This is all costly, time-consuming and frankly, a pain in the ass if you are a small player or a gaming studio that just wants to make games. You need to pick a side and jump on board.

Likewise, if you are a monetization expert, then it makes sense that you look to buy first-rate supply, so gaming studios become key acquisition targets. Coming to the party with War Chests containing fresh IPO dollars is going to be eye-catching.

It’s just easier for ad tech to buy gaming than vice versa. Ad tech companies know what they are looking for and there are literally thousands of gaming studios to choose from. Scalable and interesting ad tech companies are relatively scarce, and have their prices inflated because of all the private equity firms circling above.

The larger players will be creating private data networks to compete with the self-attributing networks such as Facebook and Google. Applovin’s acquisition of Adjust is a clear move towards that end goal. This is all against a backdrop of the gaming giants getting their wallets out and flashing the cash.

It’s obvious that a byproduct of Apple’s privacy push is clearly that it will benefit its own ad business. Apple Display and a proper Apple Search Engine product to rival Google are touching distance away, while Apple Search Ads continues to grow in stature and importance. We wait to see what Facebook  and Google do to combat Apple wrestling control of IOS ad spend.

Closing thoughts
M&A doesn’t need to decline in times of uncertainty. We have seen that massive uncertainty in the economy due to COVID and with upcoming privacy changes have fuelled a flurry of activity.  

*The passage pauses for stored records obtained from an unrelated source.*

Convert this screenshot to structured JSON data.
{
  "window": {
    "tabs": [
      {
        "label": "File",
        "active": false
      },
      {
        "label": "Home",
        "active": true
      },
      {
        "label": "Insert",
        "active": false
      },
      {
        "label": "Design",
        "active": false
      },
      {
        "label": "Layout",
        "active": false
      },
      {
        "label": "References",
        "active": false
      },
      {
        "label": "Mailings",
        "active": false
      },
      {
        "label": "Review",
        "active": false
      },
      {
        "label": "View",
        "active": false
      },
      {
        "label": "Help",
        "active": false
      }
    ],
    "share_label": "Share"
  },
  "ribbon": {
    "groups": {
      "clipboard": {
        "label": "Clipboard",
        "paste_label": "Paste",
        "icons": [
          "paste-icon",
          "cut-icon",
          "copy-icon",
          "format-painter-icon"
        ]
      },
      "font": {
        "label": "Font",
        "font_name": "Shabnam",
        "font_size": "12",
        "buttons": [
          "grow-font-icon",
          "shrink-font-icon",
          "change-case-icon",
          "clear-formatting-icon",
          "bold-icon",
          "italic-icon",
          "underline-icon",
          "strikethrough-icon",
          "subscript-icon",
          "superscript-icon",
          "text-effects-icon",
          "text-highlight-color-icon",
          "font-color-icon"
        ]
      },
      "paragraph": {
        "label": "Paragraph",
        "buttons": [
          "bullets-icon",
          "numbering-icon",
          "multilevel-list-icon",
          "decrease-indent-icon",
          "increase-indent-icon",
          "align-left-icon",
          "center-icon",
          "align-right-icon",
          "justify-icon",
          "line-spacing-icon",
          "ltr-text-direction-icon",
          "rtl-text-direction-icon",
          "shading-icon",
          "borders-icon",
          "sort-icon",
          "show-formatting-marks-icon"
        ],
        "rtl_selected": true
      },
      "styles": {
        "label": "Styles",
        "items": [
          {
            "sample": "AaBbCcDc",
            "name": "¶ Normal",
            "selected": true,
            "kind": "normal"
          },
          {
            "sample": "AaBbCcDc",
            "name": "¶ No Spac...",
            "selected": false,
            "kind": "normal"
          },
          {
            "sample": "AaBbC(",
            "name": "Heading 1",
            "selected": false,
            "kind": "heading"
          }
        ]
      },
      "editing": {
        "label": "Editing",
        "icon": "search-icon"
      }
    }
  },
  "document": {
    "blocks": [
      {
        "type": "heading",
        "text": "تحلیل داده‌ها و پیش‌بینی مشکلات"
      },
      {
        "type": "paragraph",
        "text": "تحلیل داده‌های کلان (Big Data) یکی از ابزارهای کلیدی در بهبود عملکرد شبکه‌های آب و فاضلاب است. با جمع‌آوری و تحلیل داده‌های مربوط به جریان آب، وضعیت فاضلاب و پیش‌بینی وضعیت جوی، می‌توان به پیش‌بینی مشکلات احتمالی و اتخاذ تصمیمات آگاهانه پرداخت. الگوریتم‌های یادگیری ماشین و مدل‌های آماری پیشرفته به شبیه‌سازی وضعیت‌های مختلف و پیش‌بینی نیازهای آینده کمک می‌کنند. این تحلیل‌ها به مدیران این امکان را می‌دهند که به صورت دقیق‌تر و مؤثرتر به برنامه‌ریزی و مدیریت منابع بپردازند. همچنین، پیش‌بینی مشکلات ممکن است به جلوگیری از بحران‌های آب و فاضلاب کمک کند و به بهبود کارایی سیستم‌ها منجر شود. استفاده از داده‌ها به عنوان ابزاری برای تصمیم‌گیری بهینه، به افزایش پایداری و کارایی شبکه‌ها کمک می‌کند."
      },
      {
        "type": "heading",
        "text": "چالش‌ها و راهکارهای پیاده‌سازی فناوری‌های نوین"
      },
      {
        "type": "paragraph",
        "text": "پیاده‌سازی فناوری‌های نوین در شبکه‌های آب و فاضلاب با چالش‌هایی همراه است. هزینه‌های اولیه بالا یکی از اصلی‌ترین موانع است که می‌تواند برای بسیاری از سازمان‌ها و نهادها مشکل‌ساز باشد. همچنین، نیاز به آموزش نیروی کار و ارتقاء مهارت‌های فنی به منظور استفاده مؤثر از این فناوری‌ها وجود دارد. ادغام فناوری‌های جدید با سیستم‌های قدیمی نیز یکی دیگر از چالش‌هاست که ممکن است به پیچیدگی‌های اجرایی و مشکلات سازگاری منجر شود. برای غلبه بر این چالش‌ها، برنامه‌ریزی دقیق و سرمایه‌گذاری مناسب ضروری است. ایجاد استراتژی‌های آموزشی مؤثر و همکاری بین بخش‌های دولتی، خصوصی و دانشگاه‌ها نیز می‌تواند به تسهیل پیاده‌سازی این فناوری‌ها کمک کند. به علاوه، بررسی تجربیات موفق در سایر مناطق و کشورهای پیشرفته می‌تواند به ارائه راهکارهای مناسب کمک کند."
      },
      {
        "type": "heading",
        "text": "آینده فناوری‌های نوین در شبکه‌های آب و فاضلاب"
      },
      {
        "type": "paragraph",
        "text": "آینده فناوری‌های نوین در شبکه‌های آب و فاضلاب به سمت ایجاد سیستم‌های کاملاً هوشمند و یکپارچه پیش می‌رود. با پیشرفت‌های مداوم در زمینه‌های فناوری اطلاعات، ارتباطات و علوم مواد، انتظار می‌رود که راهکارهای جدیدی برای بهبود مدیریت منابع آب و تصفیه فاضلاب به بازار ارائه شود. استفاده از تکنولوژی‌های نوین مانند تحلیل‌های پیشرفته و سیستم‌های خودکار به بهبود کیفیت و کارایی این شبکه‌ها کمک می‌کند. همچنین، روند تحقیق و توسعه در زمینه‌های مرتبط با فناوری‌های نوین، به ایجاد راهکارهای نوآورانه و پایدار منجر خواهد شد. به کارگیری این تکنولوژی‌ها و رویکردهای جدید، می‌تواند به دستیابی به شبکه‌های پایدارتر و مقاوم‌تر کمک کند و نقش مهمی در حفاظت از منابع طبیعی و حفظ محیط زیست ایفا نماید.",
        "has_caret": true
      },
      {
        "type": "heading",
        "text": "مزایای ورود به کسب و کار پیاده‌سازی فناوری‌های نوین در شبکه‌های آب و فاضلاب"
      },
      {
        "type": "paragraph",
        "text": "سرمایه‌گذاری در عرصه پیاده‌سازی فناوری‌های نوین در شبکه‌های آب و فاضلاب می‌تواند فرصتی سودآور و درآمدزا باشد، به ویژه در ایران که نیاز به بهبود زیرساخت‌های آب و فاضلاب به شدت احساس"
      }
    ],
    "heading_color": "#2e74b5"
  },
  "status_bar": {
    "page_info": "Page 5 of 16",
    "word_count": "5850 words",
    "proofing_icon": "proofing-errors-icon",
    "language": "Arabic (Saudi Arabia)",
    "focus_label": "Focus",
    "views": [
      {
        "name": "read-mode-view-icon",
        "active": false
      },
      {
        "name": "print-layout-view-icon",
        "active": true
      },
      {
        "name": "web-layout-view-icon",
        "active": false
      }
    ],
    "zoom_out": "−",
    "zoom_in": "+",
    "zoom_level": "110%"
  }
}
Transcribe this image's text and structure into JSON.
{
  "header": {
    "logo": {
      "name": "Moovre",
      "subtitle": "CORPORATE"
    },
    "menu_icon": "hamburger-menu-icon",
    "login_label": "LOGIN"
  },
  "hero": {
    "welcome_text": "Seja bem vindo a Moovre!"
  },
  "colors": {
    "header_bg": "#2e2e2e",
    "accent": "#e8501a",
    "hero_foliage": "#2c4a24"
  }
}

Gaming app tech is having its day in the sun. I’m especially happy, as I’ve been banging the drum for the importance of mobile gaming for a decade. It’s about time that mobile gaming takes its place at the top table and gets recognised for fuelling the app economy and for leading the ferocious change of pace in performance marketing.